* Problem statement
Could you report every line from the entries that includes the word "icon"?

-=-=-=-=-

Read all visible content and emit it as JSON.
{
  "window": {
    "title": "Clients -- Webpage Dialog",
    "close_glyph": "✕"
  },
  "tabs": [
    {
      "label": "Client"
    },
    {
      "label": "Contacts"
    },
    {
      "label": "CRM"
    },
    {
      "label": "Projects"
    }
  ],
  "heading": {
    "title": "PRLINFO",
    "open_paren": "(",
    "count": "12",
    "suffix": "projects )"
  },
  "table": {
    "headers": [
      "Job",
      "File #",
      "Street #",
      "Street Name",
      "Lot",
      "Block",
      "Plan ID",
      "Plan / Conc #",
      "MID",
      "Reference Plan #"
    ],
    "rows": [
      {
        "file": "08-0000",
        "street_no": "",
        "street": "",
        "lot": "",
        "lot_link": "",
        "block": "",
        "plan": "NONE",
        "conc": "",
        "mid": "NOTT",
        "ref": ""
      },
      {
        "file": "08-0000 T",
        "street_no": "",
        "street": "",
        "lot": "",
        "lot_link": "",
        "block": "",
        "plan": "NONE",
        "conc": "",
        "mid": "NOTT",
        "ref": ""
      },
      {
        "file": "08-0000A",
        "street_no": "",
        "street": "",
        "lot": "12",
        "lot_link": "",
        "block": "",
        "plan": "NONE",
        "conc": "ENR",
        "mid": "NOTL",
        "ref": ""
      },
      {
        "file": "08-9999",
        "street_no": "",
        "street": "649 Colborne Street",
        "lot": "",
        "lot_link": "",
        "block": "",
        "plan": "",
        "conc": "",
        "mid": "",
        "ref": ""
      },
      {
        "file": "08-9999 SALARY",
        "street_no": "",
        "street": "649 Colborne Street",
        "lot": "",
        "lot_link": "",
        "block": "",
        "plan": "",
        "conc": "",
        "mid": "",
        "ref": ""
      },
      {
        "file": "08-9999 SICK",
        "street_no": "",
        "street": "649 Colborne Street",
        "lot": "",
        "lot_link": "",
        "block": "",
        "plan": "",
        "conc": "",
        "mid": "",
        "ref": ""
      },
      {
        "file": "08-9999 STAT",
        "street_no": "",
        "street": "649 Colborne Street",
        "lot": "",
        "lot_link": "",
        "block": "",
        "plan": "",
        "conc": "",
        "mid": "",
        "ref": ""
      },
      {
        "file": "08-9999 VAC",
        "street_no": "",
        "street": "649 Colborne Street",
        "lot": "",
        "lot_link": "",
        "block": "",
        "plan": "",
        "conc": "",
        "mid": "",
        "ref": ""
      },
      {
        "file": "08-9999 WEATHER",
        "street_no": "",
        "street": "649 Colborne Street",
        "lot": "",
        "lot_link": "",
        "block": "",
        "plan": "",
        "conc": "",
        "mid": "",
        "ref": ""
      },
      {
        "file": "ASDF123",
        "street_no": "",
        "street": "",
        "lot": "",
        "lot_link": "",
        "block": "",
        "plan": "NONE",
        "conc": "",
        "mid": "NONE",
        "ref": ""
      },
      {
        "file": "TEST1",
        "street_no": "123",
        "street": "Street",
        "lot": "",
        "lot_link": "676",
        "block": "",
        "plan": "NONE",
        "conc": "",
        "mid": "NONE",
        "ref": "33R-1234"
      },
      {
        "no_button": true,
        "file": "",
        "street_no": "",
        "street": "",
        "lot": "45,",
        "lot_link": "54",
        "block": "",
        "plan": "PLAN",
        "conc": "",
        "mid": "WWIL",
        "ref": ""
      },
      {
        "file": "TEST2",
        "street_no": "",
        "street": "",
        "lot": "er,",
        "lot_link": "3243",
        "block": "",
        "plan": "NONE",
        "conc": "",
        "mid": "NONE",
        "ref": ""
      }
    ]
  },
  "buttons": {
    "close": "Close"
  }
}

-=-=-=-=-

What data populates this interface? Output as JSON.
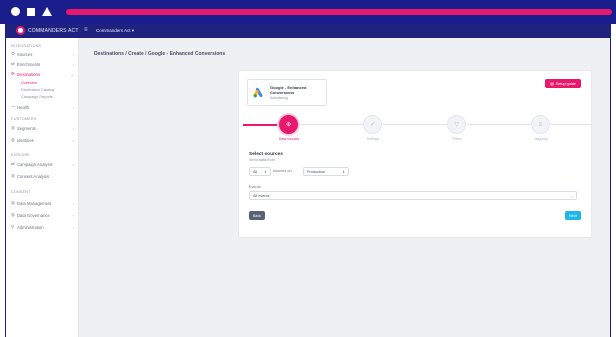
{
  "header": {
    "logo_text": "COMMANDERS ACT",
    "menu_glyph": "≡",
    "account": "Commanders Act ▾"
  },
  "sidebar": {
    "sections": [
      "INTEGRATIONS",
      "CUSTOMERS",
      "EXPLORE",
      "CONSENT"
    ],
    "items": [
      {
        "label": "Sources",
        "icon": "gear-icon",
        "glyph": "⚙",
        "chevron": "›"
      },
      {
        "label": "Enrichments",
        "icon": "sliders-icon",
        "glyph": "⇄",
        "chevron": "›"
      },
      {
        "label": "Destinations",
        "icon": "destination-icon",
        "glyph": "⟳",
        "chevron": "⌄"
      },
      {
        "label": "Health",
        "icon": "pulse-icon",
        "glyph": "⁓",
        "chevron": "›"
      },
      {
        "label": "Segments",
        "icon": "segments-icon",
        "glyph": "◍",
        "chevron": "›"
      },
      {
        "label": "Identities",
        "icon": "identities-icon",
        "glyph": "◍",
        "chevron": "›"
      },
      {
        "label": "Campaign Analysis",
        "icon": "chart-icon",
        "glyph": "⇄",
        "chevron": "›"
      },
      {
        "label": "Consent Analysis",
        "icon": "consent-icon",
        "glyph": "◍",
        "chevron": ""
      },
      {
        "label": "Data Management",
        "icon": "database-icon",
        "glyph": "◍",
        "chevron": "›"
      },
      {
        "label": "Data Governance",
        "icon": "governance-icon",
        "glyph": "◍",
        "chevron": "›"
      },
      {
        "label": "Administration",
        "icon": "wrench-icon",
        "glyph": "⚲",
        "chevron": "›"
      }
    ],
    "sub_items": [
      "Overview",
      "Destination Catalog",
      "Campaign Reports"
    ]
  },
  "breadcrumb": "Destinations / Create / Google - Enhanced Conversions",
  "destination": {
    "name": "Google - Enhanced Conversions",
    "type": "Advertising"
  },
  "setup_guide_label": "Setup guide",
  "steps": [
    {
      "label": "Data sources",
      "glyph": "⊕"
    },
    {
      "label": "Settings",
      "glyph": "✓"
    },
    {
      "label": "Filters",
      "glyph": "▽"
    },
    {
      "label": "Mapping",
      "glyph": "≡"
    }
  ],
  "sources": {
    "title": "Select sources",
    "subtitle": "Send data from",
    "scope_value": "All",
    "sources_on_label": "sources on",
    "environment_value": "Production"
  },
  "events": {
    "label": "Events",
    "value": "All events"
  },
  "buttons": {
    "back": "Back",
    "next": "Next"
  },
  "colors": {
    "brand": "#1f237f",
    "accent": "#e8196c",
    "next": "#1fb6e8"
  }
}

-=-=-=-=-

* Response to this exercise
        "icon": "gear-icon",
        "icon": "sliders-icon",
        "icon": "destination-icon",
        "icon": "pulse-icon",
        "icon": "segments-icon",
        "icon": "identities-icon",
        "icon": "chart-icon",
        "icon": "consent-icon",
        "icon": "database-icon",
        "icon": "governance-icon",
        "icon": "wrench-icon",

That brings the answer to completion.